### [Instructions to follow]
The following entries are to be retyped in full, exactly as written.

### [Data shown]

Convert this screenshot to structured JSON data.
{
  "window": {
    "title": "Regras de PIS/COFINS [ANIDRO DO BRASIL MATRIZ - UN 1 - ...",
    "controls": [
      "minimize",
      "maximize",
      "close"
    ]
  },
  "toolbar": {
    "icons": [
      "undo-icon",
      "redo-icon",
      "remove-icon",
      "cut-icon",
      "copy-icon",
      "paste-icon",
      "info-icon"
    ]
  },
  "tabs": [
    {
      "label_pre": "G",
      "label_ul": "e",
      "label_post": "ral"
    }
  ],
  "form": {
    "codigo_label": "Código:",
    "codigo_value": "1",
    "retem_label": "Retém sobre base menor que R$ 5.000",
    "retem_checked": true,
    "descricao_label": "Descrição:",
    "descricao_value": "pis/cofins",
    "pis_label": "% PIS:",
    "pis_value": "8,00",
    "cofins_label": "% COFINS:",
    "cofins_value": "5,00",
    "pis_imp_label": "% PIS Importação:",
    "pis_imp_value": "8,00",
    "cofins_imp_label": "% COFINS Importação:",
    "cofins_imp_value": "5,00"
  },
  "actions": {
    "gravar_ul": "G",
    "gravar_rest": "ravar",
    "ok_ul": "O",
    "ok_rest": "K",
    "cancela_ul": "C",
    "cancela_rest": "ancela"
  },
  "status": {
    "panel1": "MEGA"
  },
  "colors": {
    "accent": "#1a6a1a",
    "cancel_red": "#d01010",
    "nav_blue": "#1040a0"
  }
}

### [Response to the exercise]
Convert this screenshot to structured JSON data.
{
  "window": {
    "title": "Regras de PIS/COFINS [ANIDRO DO BRASIL MATRIZ - UN 1 - ...",
    "controls": [
      "minimize",
      "maximize",
      "close"
    ]
  },
  "toolbar": {
    "icons": [
      "undo-icon",
      "redo-icon",
      "remove-icon",
      "cut-icon",
      "copy-icon",
      "paste-icon",
      "info-icon"
    ]
  },
  "tabs": [
    {
      "label_pre": "G",
      "label_ul": "e",
      "label_post": "ral"
    }
  ],
  "form": {
    "codigo_label": "Código:",
    "codigo_value": "1",
    "retem_label": "Retém sobre base menor que R$ 5.000",
    "retem_checked": true,
    "descricao_label": "Descrição:",
    "descricao_value": "pis/cofins",
    "pis_label": "% PIS:",
    "pis_value": "8,00",
    "cofins_label": "% COFINS:",
    "cofins_value": "5,00",
    "pis_imp_label": "% PIS Importação:",
    "pis_imp_value": "8,00",
    "cofins_imp_label": "% COFINS Importação:",
    "cofins_imp_value": "5,00"
  },
  "actions": {
    "gravar_ul": "G",
    "gravar_rest": "ravar",
    "ok_ul": "O",
    "ok_rest": "K",
    "cancela_ul": "C",
    "cancela_rest": "ancela"
  },
  "status": {
    "panel1": "MEGA"
  },
  "colors": {
    "accent": "#1a6a1a",
    "cancel_red": "#d01010",
    "nav_blue": "#1040a0"
  }
}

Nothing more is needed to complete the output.